● WHAT TO DO:
Could you retype the entries exactly as they are?

(Page and application data records)
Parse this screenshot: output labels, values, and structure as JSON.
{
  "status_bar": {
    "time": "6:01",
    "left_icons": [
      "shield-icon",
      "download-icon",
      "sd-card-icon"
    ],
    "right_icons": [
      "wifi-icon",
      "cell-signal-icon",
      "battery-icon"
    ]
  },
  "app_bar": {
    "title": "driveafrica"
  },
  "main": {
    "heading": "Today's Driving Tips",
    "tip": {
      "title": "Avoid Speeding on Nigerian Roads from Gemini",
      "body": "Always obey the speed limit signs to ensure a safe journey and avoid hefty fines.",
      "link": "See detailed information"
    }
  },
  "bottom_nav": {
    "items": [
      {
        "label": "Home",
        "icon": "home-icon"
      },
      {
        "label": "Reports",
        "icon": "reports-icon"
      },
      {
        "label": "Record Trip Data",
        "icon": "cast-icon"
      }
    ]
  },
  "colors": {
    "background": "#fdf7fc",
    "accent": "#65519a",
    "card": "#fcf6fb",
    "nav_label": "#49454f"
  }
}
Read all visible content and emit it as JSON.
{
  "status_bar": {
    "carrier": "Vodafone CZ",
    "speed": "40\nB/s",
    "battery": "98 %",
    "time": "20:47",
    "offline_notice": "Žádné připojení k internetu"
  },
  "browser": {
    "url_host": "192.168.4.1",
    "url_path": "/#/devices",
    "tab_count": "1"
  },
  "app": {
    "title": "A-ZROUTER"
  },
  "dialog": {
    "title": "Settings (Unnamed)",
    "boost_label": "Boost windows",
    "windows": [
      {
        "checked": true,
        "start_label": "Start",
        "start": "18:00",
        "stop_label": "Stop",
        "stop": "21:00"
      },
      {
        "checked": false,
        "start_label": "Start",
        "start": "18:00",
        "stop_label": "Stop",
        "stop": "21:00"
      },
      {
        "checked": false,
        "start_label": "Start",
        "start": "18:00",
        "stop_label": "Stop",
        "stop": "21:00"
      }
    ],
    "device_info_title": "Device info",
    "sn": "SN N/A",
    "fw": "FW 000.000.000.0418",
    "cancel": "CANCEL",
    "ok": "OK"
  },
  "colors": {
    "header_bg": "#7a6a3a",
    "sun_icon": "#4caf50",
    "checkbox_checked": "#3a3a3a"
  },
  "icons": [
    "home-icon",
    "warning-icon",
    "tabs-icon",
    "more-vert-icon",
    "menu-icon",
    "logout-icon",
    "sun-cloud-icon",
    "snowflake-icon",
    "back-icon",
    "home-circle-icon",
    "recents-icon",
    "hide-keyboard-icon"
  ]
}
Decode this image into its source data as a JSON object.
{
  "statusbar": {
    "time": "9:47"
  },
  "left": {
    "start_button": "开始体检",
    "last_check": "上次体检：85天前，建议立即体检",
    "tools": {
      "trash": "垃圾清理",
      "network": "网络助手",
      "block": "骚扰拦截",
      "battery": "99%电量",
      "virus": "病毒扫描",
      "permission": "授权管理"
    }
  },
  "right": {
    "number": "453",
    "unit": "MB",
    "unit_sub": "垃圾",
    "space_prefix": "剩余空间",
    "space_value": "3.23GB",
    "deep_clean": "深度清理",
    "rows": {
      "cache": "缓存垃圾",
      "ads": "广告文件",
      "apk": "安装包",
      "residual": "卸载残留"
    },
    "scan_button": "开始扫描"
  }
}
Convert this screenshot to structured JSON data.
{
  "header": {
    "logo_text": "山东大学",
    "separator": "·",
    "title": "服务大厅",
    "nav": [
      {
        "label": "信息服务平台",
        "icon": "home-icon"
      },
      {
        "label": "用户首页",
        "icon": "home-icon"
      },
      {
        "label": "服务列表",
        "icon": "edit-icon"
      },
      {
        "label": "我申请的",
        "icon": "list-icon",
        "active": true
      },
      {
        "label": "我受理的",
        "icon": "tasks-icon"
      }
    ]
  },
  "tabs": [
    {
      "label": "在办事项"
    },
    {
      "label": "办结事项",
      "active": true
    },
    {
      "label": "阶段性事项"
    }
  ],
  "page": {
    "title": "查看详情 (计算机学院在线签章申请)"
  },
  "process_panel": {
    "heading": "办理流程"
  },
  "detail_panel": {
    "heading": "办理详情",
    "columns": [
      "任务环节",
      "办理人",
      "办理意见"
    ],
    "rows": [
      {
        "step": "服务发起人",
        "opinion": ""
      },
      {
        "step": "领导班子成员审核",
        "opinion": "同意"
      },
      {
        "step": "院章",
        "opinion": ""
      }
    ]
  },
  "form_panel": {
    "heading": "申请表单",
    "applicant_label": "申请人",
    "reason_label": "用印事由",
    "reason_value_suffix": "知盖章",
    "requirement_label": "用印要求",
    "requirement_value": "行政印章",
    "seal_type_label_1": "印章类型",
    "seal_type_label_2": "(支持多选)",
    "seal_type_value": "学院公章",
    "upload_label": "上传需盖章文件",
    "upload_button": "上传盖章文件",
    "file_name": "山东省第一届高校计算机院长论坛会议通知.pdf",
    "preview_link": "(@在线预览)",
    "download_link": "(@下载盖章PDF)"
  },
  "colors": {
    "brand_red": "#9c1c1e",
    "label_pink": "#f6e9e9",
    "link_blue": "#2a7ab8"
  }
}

● WRITTEN RESPONSE:
Parse this screenshot: output labels, values, and structure as JSON.
{
  "status_bar": {
    "time": "6:01",
    "left_icons": [
      "shield-icon",
      "download-icon",
      "sd-card-icon"
    ],
    "right_icons": [
      "wifi-icon",
      "cell-signal-icon",
      "battery-icon"
    ]
  },
  "app_bar": {
    "title": "driveafrica"
  },
  "main": {
    "heading": "Today's Driving Tips",
    "tip": {
      "title": "Avoid Speeding on Nigerian Roads from Gemini",
      "body": "Always obey the speed limit signs to ensure a safe journey and avoid hefty fines.",
      "link": "See detailed information"
    }
  },
  "bottom_nav": {
    "items": [
      {
        "label": "Home",
        "icon": "home-icon"
      },
      {
        "label": "Reports",
        "icon": "reports-icon"
      },
      {
        "label": "Record Trip Data",
        "icon": "cast-icon"
      }
    ]
  },
  "colors": {
    "background": "#fdf7fc",
    "accent": "#65519a",
    "card": "#fcf6fb",
    "nav_label": "#49454f"
  }
}
Read all visible content and emit it as JSON.
{
  "status_bar": {
    "carrier": "Vodafone CZ",
    "speed": "40\nB/s",
    "battery": "98 %",
    "time": "20:47",
    "offline_notice": "Žádné připojení k internetu"
  },
  "browser": {
    "url_host": "192.168.4.1",
    "url_path": "/#/devices",
    "tab_count": "1"
  },
  "app": {
    "title": "A-ZROUTER"
  },
  "dialog": {
    "title": "Settings (Unnamed)",
    "boost_label": "Boost windows",
    "windows": [
      {
        "checked": true,
        "start_label": "Start",
        "start": "18:00",
        "stop_label": "Stop",
        "stop": "21:00"
      },
      {
        "checked": false,
        "start_label": "Start",
        "start": "18:00",
        "stop_label": "Stop",
        "stop": "21:00"
      },
      {
        "checked": false,
        "start_label": "Start",
        "start": "18:00",
        "stop_label": "Stop",
        "stop": "21:00"
      }
    ],
    "device_info_title": "Device info",
    "sn": "SN N/A",
    "fw": "FW 000.000.000.0418",
    "cancel": "CANCEL",
    "ok": "OK"
  },
  "colors": {
    "header_bg": "#7a6a3a",
    "sun_icon": "#4caf50",
    "checkbox_checked": "#3a3a3a"
  },
  "icons": [
    "home-icon",
    "warning-icon",
    "tabs-icon",
    "more-vert-icon",
    "menu-icon",
    "logout-icon",
    "sun-cloud-icon",
    "snowflake-icon",
    "back-icon",
    "home-circle-icon",
    "recents-icon",
    "hide-keyboard-icon"
  ]
}
Decode this image into its source data as a JSON object.
{
  "statusbar": {
    "time": "9:47"
  },
  "left": {
    "start_button": "开始体检",
    "last_check": "上次体检：85天前，建议立即体检",
    "tools": {
      "trash": "垃圾清理",
      "network": "网络助手",
      "block": "骚扰拦截",
      "battery": "99%电量",
      "virus": "病毒扫描",
      "permission": "授权管理"
    }
  },
  "right": {
    "number": "453",
    "unit": "MB",
    "unit_sub": "垃圾",
    "space_prefix": "剩余空间",
    "space_value": "3.23GB",
    "deep_clean": "深度清理",
    "rows": {
      "cache": "缓存垃圾",
      "ads": "广告文件",
      "apk": "安装包",
      "residual": "卸载残留"
    },
    "scan_button": "开始扫描"
  }
}
Convert this screenshot to structured JSON data.
{
  "header": {
    "logo_text": "山东大学",
    "separator": "·",
    "title": "服务大厅",
    "nav": [
      {
        "label": "信息服务平台",
        "icon": "home-icon"
      },
      {
        "label": "用户首页",
        "icon": "home-icon"
      },
      {
        "label": "服务列表",
        "icon": "edit-icon"
      },
      {
        "label": "我申请的",
        "icon": "list-icon",
        "active": true
      },
      {
        "label": "我受理的",
        "icon": "tasks-icon"
      }
    ]
  },
  "tabs": [
    {
      "label": "在办事项"
    },
    {
      "label": "办结事项",
      "active": true
    },
    {
      "label": "阶段性事项"
    }
  ],
  "page": {
    "title": "查看详情 (计算机学院在线签章申请)"
  },
  "process_panel": {
    "heading": "办理流程"
  },
  "detail_panel": {
    "heading": "办理详情",
    "columns": [
      "任务环节",
      "办理人",
      "办理意见"
    ],
    "rows": [
      {
        "step": "服务发起人",
        "opinion": ""
      },
      {
        "step": "领导班子成员审核",
        "opinion": "同意"
      },
      {
        "step": "院章",
        "opinion": ""
      }
    ]
  },
  "form_panel": {
    "heading": "申请表单",
    "applicant_label": "申请人",
    "reason_label": "用印事由",
    "reason_value_suffix": "知盖章",
    "requirement_label": "用印要求",
    "requirement_value": "行政印章",
    "seal_type_label_1": "印章类型",
    "seal_type_label_2": "(支持多选)",
    "seal_type_value": "学院公章",
    "upload_label": "上传需盖章文件",
    "upload_button": "上传盖章文件",
    "file_name": "山东省第一届高校计算机院长论坛会议通知.pdf",
    "preview_link": "(@在线预览)",
    "download_link": "(@下载盖章PDF)"
  },
  "colors": {
    "brand_red": "#9c1c1e",
    "label_pink": "#f6e9e9",
    "link_blue": "#2a7ab8"
  }
}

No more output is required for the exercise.